Monday, December 16, 2013
"...the Mandela I wish to remember [is] the Mandela who cherished his little garden while in jail.
He loved to plant and reap under the rain and under the sun, knowing that to exercise minimal influence over that small parcel of earth was a way of controlling his dignity and his memories and his loyalty towards his comrades. A man who shared fruit and vegetables with the other prisoners, but also with his guards, anticipating the sort of nation that he dreamt of and desired.
That is how I wish to remember Madiba.
Like a garden that grows as if it were made of memories. Like a garden that grows like justice needs to grow. Like a garden that reconciles us to existence and death and irreperable loss. Like a garden that grows, as Mandela must now grow inside all of us, inside this realm that he helped create and that will have to find a way to remain faithful to his life and legacy."
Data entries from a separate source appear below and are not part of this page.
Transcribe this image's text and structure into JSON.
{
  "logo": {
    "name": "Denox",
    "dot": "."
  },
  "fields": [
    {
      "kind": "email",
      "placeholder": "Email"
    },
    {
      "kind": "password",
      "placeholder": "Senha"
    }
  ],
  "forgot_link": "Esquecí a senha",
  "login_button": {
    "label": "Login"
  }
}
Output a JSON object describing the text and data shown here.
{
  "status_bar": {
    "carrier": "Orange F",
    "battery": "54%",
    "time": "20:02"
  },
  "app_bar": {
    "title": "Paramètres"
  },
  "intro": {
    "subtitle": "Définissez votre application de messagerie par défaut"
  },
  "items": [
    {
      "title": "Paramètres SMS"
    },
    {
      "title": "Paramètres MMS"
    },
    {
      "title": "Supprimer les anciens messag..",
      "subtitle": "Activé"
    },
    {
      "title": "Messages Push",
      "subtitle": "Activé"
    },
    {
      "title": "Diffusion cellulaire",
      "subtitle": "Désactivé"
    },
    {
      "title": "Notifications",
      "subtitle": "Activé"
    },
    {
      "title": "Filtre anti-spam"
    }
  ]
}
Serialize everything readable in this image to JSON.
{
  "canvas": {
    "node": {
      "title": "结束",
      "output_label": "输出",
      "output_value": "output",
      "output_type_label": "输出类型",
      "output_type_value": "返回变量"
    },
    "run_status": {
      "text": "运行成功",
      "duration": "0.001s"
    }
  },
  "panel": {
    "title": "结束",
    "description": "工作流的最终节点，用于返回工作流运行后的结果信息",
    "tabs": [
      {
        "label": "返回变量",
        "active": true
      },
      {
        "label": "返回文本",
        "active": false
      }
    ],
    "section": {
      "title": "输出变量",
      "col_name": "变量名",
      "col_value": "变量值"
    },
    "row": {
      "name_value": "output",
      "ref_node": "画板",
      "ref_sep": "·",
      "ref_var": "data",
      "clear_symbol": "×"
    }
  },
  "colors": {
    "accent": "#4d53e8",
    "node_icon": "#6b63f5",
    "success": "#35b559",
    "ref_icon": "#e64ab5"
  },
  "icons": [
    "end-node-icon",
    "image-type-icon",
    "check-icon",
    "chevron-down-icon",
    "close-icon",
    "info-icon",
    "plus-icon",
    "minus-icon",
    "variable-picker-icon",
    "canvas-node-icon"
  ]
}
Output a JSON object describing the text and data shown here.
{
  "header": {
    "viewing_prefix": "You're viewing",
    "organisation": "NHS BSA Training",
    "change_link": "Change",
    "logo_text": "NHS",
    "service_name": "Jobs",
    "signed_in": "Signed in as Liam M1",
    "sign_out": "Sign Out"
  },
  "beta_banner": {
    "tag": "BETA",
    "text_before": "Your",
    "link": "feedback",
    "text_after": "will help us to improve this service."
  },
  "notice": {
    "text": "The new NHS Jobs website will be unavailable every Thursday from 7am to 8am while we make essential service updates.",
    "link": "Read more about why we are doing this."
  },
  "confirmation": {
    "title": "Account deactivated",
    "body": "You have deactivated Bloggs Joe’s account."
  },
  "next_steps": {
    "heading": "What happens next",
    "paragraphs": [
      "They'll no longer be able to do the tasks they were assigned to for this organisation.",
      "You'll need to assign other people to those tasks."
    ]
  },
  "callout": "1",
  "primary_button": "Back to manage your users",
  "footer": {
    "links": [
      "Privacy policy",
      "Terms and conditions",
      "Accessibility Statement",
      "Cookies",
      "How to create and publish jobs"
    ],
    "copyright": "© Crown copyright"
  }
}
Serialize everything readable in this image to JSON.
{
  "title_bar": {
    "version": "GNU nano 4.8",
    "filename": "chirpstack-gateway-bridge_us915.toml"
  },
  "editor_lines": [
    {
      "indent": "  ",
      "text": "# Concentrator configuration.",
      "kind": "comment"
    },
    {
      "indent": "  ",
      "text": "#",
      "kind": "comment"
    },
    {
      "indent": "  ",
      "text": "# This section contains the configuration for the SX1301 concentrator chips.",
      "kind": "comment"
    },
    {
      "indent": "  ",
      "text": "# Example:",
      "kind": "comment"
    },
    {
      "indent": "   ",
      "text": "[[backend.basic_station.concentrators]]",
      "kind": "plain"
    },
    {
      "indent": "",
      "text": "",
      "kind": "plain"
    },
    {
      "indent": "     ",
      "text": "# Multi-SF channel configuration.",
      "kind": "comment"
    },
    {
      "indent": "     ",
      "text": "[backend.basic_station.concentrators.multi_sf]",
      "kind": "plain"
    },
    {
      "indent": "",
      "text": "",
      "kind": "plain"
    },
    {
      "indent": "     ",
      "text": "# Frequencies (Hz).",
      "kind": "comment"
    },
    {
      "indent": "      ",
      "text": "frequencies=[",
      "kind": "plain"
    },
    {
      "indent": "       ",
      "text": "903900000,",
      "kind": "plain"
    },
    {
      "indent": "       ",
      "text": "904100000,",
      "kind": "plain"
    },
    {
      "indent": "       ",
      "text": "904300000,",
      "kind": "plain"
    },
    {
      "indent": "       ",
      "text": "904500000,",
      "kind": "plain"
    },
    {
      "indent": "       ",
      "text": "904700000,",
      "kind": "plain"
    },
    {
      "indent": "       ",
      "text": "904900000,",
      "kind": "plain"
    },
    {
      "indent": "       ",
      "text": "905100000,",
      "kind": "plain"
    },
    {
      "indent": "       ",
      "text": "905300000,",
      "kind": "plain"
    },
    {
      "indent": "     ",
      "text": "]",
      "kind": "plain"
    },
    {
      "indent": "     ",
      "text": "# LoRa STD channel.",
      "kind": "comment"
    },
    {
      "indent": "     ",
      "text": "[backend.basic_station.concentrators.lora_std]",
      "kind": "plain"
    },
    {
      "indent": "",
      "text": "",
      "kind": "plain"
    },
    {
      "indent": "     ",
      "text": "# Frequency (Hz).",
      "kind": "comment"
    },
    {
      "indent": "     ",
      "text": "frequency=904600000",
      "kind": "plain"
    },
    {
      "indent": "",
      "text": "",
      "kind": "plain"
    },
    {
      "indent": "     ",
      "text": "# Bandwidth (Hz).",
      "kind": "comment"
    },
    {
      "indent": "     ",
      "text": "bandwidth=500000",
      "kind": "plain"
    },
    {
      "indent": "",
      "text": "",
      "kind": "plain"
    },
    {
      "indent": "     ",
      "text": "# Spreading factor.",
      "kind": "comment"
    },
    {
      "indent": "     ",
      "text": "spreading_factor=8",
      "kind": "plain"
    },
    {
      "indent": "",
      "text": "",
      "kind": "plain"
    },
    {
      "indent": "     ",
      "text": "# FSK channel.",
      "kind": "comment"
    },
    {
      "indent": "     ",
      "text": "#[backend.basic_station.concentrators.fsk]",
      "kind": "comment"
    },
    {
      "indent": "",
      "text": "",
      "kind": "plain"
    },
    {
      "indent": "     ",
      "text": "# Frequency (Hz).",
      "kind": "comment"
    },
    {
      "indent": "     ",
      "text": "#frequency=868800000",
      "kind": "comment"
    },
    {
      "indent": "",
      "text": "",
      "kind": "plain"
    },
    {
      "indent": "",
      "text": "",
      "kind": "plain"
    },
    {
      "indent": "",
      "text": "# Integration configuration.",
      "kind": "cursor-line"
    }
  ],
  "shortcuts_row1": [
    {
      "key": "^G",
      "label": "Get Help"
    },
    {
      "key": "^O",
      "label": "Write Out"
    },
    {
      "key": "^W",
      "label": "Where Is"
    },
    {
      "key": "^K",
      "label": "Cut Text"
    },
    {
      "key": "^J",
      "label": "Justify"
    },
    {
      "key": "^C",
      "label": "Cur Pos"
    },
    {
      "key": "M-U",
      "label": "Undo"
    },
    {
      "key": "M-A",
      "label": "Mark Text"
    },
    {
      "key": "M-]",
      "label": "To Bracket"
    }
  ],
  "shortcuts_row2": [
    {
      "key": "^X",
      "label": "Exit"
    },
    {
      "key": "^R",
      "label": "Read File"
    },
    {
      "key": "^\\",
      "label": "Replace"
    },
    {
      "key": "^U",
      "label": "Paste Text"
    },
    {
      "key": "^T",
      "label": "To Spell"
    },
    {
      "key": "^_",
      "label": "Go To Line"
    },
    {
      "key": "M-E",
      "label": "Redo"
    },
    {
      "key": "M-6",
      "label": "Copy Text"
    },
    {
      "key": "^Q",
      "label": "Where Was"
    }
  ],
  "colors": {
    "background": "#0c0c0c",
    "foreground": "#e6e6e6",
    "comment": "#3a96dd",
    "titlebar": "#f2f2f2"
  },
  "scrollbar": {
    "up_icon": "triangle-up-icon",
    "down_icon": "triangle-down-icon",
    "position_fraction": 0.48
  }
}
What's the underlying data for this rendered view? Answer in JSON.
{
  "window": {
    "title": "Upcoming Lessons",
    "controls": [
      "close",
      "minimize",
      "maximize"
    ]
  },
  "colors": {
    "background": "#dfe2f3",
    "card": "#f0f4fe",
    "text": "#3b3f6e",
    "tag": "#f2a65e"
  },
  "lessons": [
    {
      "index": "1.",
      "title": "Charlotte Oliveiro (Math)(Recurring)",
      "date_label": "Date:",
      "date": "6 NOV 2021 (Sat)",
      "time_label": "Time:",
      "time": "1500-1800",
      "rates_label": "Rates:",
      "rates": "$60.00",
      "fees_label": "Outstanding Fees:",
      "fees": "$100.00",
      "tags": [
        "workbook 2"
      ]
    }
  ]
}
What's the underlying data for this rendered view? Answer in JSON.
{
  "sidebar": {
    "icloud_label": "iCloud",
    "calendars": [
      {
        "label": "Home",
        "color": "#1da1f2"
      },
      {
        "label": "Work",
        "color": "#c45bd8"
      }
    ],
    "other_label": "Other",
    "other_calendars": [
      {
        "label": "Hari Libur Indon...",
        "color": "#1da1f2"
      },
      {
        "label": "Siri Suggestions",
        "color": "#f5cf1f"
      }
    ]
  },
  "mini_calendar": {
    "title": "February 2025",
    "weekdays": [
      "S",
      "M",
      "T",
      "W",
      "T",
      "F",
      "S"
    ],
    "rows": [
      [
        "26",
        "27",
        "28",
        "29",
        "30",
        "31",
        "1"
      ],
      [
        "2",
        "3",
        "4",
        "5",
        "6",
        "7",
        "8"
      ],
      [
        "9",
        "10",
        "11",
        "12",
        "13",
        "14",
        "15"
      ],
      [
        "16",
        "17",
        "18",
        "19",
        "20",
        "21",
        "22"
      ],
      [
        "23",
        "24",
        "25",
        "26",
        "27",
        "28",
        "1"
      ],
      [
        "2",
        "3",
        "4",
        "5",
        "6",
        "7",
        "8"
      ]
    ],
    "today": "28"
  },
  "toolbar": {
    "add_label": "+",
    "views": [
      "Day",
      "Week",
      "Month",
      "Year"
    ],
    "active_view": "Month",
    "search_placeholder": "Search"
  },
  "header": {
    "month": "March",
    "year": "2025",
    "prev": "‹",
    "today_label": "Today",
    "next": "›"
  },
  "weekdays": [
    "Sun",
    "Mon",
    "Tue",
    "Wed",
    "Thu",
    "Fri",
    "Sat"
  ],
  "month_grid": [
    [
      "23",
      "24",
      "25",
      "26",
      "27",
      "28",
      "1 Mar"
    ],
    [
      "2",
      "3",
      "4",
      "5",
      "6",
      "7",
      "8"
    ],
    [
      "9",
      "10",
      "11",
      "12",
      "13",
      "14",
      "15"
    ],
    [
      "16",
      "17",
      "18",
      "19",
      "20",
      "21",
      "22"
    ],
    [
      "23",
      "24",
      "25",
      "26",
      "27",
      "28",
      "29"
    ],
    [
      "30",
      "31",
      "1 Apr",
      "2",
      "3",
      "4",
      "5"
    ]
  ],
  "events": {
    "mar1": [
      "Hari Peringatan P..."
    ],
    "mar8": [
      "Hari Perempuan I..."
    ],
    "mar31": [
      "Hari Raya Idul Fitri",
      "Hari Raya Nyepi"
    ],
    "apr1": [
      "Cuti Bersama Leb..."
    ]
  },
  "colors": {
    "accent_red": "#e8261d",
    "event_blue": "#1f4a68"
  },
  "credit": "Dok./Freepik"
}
(With thanks to my cousin Andrea who steered me to this essay published in The Sunday Times last week, written by Ariel Dorfman, the Argentine-Chilean writer and human rights activist.)